STORED DATA below:

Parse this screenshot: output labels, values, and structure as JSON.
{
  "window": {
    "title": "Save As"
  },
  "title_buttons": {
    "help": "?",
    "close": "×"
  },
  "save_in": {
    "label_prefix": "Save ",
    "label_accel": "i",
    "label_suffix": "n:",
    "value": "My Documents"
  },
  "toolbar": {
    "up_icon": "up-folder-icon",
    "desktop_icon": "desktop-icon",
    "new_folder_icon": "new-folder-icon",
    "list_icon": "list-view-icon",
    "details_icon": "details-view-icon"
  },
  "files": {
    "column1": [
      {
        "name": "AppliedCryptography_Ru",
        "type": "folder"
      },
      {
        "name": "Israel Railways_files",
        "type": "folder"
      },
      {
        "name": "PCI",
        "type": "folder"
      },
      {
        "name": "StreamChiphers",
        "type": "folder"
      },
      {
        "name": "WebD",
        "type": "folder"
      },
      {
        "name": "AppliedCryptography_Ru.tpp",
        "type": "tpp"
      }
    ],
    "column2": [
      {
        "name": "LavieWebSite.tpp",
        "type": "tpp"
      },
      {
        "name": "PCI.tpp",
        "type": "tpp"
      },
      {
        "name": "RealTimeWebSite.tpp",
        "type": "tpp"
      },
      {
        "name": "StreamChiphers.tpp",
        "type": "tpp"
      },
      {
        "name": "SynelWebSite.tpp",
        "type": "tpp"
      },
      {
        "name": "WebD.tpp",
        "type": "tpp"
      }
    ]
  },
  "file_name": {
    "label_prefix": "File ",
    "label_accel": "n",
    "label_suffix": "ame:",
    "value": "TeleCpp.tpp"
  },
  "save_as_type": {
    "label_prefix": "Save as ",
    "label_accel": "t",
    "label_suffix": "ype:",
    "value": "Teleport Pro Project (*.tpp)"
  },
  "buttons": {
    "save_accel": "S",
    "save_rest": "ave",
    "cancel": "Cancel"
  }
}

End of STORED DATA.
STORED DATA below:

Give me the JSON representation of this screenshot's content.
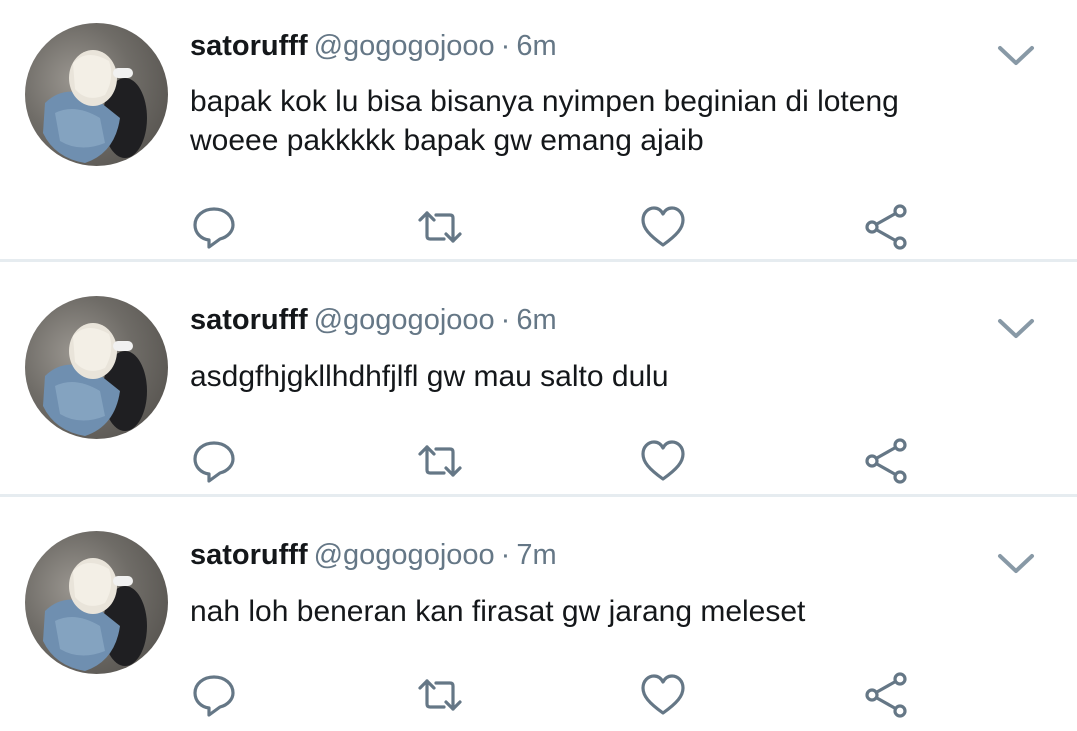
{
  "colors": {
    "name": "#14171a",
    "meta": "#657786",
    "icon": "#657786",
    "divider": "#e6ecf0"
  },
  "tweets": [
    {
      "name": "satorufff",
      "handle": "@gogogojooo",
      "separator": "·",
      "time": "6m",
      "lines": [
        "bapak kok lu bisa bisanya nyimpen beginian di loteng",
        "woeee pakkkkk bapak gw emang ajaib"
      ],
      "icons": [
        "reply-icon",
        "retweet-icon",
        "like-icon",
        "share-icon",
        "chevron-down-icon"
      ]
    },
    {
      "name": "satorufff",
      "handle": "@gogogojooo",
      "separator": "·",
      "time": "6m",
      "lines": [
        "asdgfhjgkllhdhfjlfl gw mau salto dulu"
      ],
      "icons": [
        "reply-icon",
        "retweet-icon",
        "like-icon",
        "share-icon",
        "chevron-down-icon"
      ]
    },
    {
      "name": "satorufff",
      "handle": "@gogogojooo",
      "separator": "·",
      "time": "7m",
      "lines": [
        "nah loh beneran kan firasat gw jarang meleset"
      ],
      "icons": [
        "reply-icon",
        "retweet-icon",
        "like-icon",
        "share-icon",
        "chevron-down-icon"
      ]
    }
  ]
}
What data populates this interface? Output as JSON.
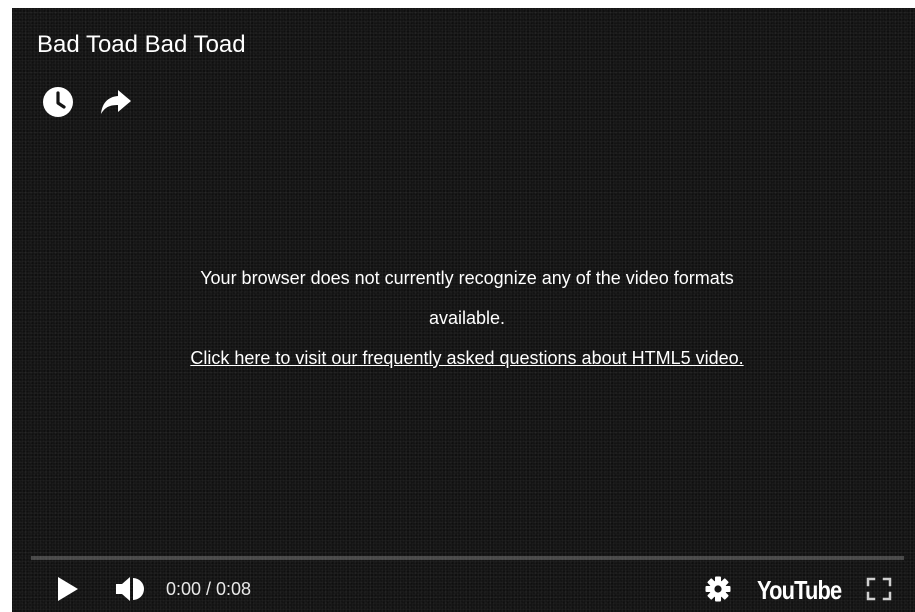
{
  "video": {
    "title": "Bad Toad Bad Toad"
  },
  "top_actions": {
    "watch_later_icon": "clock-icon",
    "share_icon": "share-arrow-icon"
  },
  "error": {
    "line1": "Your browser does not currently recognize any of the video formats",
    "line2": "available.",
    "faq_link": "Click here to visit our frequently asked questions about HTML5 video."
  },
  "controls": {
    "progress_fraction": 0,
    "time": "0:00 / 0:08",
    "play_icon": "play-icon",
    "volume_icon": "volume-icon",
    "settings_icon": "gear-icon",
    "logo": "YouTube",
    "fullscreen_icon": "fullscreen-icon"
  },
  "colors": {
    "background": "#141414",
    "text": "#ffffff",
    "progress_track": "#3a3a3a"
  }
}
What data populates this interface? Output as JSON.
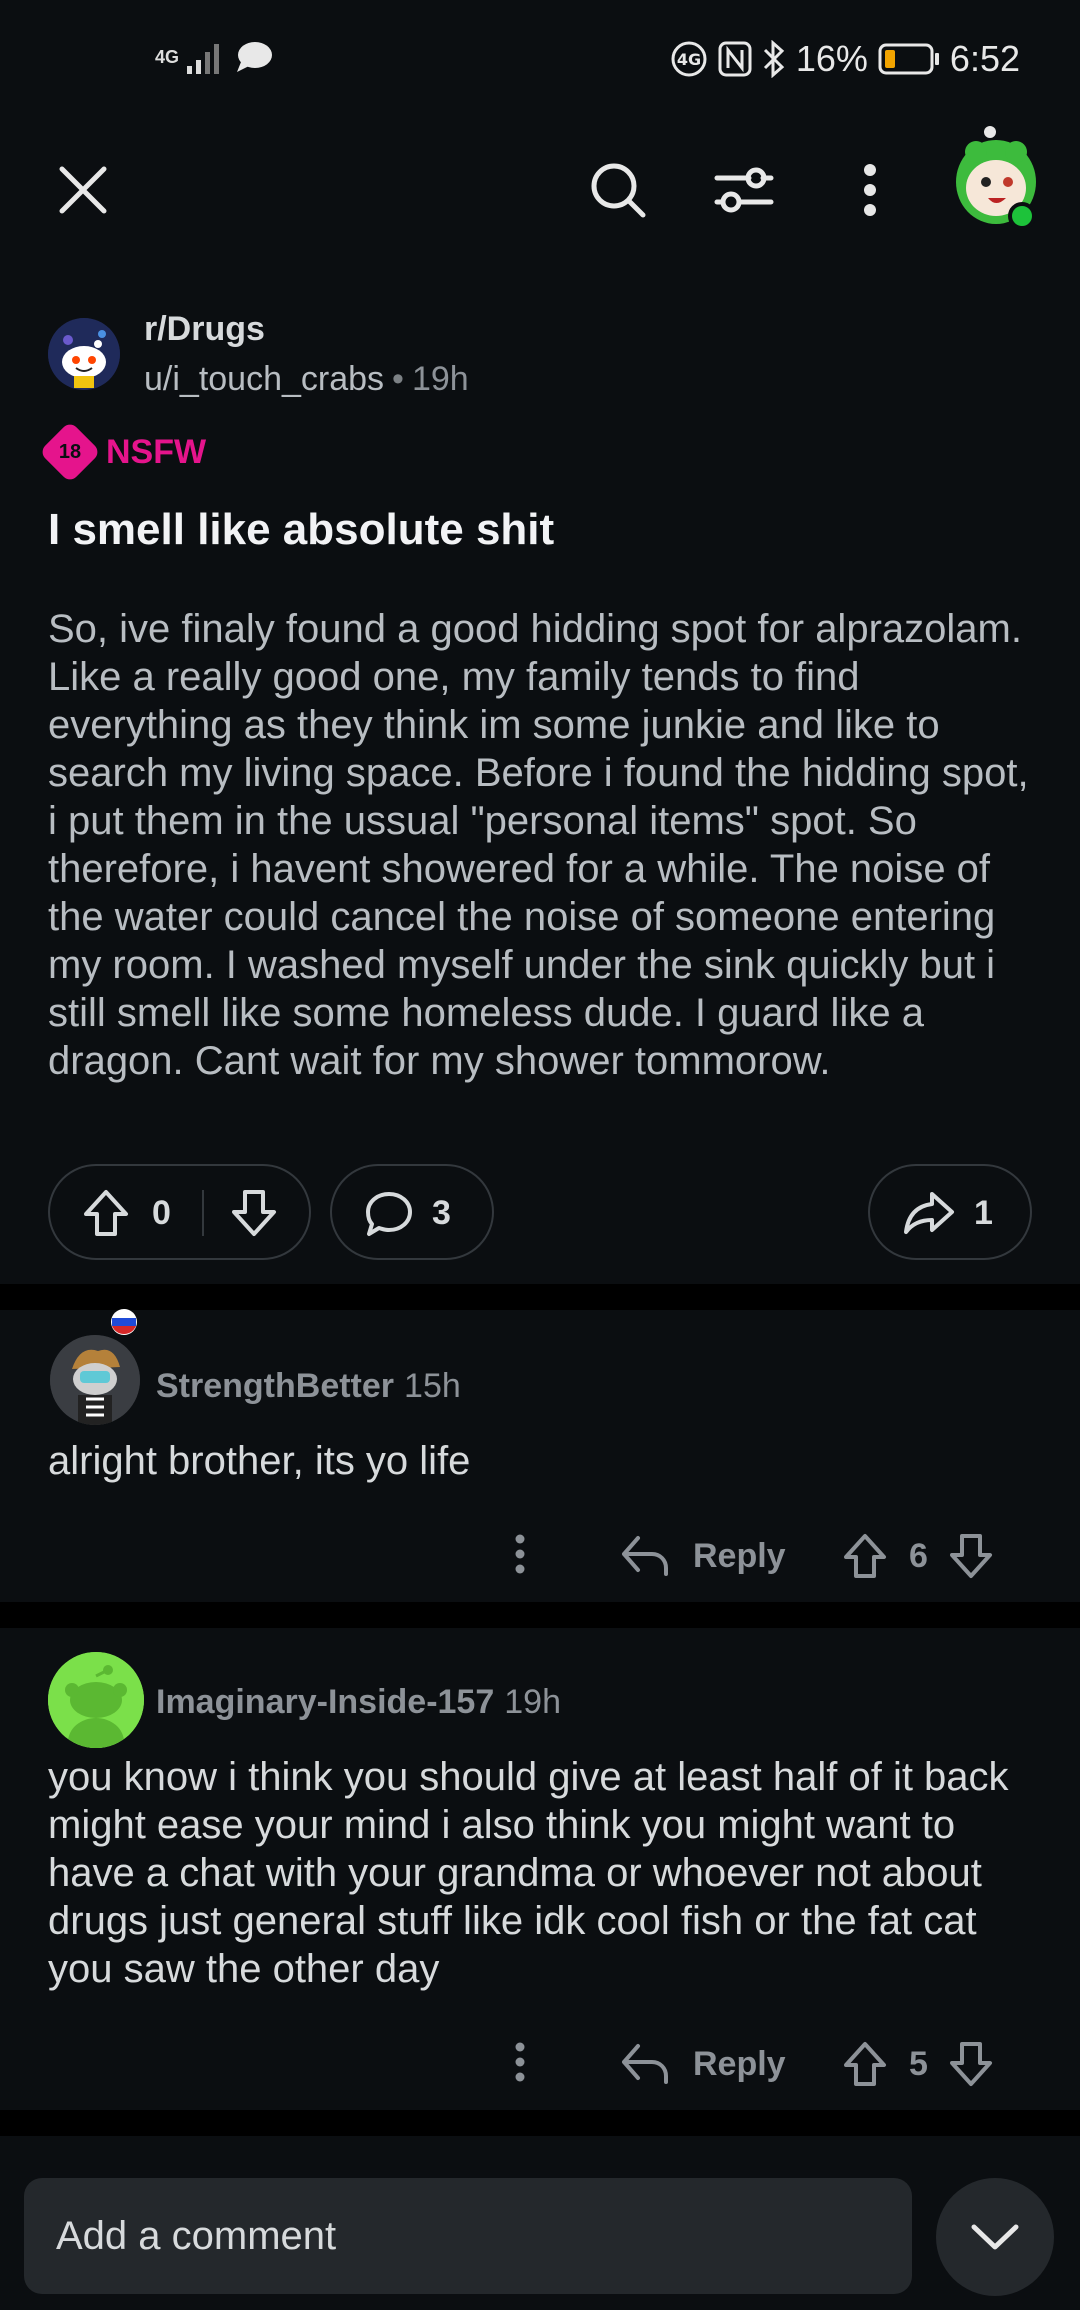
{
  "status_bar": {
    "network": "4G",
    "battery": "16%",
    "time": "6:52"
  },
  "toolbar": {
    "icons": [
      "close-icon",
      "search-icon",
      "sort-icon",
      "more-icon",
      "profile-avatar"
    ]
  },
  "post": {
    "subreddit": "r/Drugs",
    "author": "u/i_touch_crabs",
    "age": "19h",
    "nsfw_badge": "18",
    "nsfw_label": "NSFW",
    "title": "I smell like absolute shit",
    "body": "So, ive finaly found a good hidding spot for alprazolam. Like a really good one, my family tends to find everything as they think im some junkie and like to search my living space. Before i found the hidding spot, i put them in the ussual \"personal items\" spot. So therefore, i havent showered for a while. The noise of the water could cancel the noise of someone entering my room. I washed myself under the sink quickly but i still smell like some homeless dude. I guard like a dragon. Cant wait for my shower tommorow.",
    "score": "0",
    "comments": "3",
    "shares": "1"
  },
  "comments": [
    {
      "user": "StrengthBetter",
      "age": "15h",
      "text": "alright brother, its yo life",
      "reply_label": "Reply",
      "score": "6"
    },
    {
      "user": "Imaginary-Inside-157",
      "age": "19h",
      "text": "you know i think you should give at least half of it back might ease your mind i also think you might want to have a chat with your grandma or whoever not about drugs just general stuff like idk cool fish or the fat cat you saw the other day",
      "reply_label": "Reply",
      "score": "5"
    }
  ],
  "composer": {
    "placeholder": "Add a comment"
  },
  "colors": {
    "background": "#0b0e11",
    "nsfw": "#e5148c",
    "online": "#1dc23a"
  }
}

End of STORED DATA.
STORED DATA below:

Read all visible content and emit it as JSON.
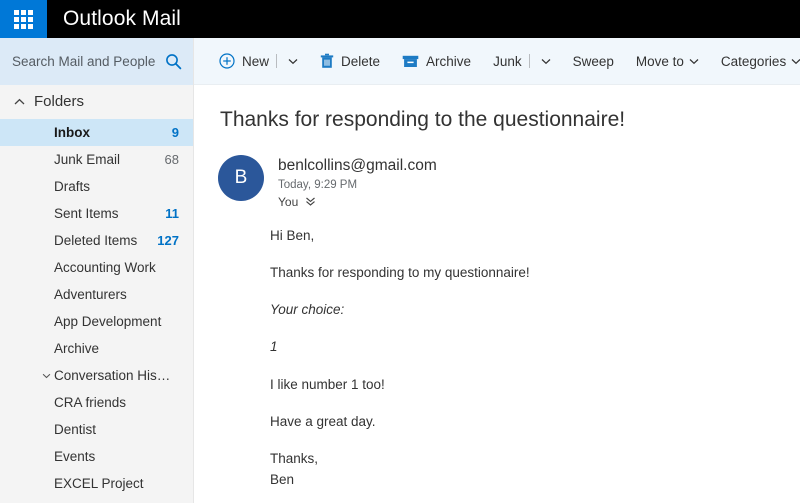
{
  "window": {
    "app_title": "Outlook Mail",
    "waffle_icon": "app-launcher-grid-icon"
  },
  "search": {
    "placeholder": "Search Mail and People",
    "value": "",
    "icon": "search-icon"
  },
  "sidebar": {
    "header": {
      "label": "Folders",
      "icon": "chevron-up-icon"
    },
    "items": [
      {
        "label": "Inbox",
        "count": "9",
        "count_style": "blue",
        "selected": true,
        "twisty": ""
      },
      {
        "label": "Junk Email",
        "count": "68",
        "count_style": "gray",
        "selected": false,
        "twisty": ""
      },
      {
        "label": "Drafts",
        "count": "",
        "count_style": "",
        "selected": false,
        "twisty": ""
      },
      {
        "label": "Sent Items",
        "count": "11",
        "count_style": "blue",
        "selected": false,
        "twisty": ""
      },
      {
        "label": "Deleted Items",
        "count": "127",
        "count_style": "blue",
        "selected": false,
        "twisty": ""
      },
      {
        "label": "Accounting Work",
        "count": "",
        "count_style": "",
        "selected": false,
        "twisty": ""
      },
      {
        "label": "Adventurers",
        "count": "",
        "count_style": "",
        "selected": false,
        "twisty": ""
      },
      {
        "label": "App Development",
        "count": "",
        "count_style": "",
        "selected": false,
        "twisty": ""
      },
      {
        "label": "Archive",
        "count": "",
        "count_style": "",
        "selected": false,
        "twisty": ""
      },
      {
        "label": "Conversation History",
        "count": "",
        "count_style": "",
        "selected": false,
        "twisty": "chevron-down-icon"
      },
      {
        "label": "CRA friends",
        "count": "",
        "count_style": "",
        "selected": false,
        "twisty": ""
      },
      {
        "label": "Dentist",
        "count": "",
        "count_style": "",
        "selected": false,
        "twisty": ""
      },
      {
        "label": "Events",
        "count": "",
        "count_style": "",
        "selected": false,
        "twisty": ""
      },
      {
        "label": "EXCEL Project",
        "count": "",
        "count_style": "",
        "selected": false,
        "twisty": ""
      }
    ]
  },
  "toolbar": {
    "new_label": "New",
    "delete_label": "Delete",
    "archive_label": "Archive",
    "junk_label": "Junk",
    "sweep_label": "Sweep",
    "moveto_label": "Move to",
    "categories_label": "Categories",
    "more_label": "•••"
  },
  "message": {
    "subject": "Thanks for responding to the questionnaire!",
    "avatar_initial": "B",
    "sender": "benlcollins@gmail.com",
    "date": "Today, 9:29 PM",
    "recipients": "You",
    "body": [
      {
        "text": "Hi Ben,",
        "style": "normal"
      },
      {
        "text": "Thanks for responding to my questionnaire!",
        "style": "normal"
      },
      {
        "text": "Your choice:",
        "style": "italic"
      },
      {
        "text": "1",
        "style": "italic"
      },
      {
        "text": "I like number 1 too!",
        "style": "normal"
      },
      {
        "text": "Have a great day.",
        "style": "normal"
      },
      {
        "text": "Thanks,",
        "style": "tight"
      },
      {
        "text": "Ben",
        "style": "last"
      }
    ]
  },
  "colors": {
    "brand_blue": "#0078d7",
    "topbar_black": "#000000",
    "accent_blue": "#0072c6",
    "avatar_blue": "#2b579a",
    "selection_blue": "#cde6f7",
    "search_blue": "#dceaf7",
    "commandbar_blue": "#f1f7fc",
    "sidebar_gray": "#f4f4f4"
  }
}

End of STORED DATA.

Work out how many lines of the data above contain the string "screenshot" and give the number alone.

2